The third point Abe cares about is the question of abducted persons. It is well known that in the 1970s – 1980s, about seventeen Japanese citizens, as the Japanese side claims, were abducted by North Korean special services. The fate of at least five people remains unknown. Tokyo addresses this question at any meetings dealing with contacts with the DPRK. What Abe is doing is convincing Trump to address it as well at his summit with Kim.

To sum up, at his meeting with Donald Trump, Shinzo Abe tries to receive from him some promises on these matters considered by the Japanese side as the most important. As for the US, it wants to convince Abe that it is not going to have any “separate deal” with the DPRK, so it will not abandon Japan.

Behind the closed doors, economic issues were probably addressed, too. In particular, the meeting may have addressed the steel and aluminium tariffs the Trump administration announced against everyone, including Japan. It feels discriminated and tries to persuade the US into making some concessions. The issue of tariffs on Japanese cars is also an important one, since Donald Trump promised to raise it during his campaign, having not done it yet. Generally, if the US president represents a protectionist line in the international economy, the prime minister of Japan tries to incline his American partners to free market policy.

At the news conference following the meeting, the parties did their best to demonstrate the unity of their positions, stating that the US would consider its ally’s interests. However, I do not think that the Japanese side has remained satisfied with that.

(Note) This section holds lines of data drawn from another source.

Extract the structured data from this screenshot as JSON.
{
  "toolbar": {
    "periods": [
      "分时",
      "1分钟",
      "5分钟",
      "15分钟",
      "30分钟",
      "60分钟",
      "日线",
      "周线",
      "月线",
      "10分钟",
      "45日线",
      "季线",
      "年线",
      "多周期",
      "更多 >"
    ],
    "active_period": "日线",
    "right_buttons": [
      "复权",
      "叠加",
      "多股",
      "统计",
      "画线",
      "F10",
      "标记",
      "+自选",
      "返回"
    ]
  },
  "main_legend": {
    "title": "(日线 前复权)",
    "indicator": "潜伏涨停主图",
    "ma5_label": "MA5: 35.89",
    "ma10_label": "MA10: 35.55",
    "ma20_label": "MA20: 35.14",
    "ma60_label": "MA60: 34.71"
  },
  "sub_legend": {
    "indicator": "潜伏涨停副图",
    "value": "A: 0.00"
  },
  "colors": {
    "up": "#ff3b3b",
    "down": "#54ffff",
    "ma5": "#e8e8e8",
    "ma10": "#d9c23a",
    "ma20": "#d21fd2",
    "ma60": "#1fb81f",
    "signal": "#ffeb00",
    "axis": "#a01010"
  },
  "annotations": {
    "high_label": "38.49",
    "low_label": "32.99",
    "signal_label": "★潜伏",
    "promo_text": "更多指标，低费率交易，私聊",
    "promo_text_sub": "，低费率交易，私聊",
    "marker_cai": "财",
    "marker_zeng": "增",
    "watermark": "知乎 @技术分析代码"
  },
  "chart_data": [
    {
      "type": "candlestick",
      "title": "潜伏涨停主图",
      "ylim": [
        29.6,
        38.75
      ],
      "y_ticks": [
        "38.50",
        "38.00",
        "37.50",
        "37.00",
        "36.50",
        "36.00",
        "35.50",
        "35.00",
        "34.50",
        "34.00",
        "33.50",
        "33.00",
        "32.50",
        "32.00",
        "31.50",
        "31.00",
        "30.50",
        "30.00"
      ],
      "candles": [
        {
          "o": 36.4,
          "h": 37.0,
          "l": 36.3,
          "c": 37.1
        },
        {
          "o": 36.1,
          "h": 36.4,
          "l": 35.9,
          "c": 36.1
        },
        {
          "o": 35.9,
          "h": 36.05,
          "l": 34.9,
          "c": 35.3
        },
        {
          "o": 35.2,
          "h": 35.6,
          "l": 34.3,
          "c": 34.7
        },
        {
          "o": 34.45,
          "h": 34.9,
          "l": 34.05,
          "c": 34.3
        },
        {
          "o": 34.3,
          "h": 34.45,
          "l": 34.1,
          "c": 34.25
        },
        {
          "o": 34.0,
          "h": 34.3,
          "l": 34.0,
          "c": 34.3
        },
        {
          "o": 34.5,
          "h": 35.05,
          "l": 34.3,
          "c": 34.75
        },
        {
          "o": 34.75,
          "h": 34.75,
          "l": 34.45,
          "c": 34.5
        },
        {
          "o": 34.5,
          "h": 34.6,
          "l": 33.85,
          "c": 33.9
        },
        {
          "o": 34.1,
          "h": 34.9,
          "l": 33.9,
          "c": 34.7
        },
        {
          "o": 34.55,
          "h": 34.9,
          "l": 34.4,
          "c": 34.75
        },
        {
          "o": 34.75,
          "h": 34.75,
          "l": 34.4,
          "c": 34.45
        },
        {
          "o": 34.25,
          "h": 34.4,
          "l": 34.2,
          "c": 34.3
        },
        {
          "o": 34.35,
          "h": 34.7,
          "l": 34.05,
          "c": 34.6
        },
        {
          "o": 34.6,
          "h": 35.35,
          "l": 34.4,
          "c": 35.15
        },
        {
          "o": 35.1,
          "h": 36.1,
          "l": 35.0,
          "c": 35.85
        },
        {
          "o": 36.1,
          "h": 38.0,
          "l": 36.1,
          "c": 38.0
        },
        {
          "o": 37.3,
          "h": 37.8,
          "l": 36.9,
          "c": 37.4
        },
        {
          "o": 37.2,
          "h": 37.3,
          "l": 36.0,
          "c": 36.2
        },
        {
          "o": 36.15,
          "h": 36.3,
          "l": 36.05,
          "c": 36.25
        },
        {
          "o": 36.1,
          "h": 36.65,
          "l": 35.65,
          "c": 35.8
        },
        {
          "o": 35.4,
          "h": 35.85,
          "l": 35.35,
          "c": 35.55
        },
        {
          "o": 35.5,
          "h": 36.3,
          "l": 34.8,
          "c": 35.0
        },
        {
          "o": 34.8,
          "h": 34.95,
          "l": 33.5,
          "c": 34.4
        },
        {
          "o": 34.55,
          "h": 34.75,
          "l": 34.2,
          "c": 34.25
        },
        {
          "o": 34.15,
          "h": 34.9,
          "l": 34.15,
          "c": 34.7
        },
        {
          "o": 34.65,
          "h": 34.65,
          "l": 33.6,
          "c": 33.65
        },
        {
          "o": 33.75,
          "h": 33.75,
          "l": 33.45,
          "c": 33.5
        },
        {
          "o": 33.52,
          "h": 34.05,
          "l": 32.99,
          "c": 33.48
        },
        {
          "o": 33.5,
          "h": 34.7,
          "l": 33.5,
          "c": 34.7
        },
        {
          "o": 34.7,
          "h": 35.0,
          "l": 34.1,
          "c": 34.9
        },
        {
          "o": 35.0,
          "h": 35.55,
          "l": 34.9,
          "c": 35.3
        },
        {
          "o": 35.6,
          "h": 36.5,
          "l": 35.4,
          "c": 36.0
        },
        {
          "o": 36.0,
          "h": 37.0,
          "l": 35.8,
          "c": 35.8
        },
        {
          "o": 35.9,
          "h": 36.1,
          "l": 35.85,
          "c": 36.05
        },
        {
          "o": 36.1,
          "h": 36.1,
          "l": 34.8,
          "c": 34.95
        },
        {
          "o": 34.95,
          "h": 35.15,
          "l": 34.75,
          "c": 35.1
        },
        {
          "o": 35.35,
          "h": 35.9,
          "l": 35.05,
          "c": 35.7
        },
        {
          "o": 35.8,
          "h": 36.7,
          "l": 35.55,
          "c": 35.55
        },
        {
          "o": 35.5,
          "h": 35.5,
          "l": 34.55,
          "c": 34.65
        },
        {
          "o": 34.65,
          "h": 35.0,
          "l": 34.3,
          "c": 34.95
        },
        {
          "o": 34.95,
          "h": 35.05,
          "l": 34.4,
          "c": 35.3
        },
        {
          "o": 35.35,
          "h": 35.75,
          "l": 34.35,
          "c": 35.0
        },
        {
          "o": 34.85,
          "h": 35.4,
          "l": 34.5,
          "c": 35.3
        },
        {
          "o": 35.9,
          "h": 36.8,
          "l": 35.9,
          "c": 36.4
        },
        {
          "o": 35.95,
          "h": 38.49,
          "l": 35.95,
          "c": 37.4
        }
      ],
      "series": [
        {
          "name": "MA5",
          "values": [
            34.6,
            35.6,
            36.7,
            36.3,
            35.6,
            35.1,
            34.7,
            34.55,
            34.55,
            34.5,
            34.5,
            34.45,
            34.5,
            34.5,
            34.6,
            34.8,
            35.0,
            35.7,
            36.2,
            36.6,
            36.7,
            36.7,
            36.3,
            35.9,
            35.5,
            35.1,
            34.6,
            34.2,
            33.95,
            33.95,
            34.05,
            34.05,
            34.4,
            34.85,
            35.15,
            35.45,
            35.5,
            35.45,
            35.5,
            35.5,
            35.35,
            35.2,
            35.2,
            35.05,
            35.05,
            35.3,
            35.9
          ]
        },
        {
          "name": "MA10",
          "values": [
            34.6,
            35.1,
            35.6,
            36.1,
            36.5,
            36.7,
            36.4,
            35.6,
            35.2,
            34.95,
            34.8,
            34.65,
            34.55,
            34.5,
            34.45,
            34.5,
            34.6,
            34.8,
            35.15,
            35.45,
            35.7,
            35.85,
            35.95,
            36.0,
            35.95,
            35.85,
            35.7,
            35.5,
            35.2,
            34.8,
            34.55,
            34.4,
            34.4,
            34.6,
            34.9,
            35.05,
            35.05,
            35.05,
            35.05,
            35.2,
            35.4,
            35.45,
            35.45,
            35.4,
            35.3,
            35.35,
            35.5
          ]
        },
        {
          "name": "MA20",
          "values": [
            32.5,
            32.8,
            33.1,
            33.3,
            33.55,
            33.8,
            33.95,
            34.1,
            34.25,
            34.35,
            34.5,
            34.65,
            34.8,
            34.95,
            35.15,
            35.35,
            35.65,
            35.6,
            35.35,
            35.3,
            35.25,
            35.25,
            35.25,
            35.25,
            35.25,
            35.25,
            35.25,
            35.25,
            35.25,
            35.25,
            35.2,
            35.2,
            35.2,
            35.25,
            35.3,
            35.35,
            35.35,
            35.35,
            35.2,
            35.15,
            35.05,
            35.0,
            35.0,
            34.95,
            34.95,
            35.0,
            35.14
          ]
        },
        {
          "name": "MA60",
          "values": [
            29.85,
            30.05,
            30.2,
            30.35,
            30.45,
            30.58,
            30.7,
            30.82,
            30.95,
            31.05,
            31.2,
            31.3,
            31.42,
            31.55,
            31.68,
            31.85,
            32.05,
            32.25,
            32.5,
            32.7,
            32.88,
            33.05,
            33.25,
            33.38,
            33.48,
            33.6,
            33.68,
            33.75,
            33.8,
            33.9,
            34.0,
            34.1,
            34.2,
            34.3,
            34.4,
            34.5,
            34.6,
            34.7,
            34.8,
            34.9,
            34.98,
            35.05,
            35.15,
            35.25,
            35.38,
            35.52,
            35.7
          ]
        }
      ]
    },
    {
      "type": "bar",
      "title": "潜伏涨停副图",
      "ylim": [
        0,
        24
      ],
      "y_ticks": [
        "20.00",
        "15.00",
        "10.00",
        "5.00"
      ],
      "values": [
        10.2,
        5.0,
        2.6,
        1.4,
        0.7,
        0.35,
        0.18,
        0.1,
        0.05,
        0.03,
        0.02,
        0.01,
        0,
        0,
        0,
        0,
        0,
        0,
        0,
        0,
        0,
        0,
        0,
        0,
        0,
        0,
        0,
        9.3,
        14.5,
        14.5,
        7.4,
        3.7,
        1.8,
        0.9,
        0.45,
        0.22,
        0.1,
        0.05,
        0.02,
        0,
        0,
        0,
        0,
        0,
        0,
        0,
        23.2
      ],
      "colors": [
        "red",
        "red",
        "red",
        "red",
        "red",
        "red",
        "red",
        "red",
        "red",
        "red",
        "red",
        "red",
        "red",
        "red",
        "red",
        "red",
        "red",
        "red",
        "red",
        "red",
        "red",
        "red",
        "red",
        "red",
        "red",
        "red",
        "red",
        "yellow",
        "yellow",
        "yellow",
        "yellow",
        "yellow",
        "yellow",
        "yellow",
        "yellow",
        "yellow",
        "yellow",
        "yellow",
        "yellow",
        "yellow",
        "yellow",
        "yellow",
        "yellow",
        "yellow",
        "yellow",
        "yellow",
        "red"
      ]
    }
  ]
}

In addition, Japan will make its own efforts to contact North Korea and to hold an Abe-Kim summit. Japan fells isolated: at the one hand, it is painful for it to be marginalized; at the other – Abe is being criticized now for asking another country for help with the kidnapped people. Japan considers it shameful. Therefore, Abe would try to increase his own political capital – in particular, by launching initiatives towards North Korea, whose particular content is still too early to predict.

Considering the United States’ position, the Trump administration is very unpredictable; it acts uncompromisingly and poorly coordinates its moves with the allies. One could expect all sorts of diplomatic surprises from Trump, but his meeting with Shinzo Abe testifies to his wish to coordinate their positions in line with the security treaty provisions.

It is hard to say if the US will consider the Japanese position. Generally, the American strategy is that if the Trump-Kim summit succeeds, the US could offer the DPRK a “carrot” of some economic assistance packages to involve it in the economic processes of East Asia and relieve tension. In this strategy, Japan, along with South Korea, would certainly be provided with a sponsor’s role.

It is still too early to talk about this, but the results of the June 12 meeting will show the direction of the process. If it is positive – that is, the DRPK agrees to some concessions, – Japan could succeed in raising its status. It will probably be about settling the problem of the colonial past: Japan and North Korea still do not have diplomatic relations, so if the Japanese side provides some economic assistance, it could help normalize the relations between the two.

Views expressed are of individual Members and Contributors, rather than the Club's, unless explicitly stated otherwise.